» **Work instruction**:
Copy each line of the listing that includes "structured".

» **Provided records**:
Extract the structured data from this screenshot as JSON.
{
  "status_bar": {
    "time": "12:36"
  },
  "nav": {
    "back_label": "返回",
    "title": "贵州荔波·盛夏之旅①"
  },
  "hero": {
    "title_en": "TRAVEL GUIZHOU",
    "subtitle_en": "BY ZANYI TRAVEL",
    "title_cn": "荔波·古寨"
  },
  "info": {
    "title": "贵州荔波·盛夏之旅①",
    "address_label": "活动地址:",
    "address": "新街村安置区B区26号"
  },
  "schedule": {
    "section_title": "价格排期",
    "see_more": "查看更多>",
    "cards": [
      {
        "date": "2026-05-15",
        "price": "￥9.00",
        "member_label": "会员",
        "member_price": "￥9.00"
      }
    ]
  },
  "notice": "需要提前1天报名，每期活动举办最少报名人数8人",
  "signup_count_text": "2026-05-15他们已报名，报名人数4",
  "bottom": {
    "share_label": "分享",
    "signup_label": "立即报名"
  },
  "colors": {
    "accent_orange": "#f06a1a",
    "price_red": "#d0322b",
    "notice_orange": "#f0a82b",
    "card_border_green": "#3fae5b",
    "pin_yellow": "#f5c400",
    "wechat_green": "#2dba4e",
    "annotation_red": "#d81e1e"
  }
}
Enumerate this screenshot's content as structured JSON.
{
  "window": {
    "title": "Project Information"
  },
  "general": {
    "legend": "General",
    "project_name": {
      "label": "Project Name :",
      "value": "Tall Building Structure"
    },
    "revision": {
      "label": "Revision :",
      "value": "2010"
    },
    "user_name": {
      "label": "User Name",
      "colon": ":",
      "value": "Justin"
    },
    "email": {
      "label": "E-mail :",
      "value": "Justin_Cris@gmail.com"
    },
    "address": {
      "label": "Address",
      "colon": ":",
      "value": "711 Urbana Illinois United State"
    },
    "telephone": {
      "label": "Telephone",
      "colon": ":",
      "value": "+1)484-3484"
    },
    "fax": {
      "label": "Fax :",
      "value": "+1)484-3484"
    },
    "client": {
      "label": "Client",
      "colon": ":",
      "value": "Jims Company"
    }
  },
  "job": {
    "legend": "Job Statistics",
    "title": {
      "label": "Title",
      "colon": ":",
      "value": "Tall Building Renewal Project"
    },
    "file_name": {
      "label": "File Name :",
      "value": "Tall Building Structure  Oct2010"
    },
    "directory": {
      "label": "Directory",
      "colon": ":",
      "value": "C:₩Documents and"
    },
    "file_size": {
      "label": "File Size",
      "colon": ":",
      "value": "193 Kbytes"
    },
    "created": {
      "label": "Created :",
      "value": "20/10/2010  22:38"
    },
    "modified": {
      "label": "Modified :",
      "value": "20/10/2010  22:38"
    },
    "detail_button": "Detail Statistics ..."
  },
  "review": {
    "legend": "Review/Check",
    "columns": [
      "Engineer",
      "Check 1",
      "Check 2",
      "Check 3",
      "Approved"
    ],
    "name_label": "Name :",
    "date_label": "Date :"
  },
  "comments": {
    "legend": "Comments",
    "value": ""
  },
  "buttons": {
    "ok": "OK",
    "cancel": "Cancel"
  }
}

» **Solution**:
Extract the structured data from this screenshot as JSON.
Enumerate this screenshot's content as structured JSON.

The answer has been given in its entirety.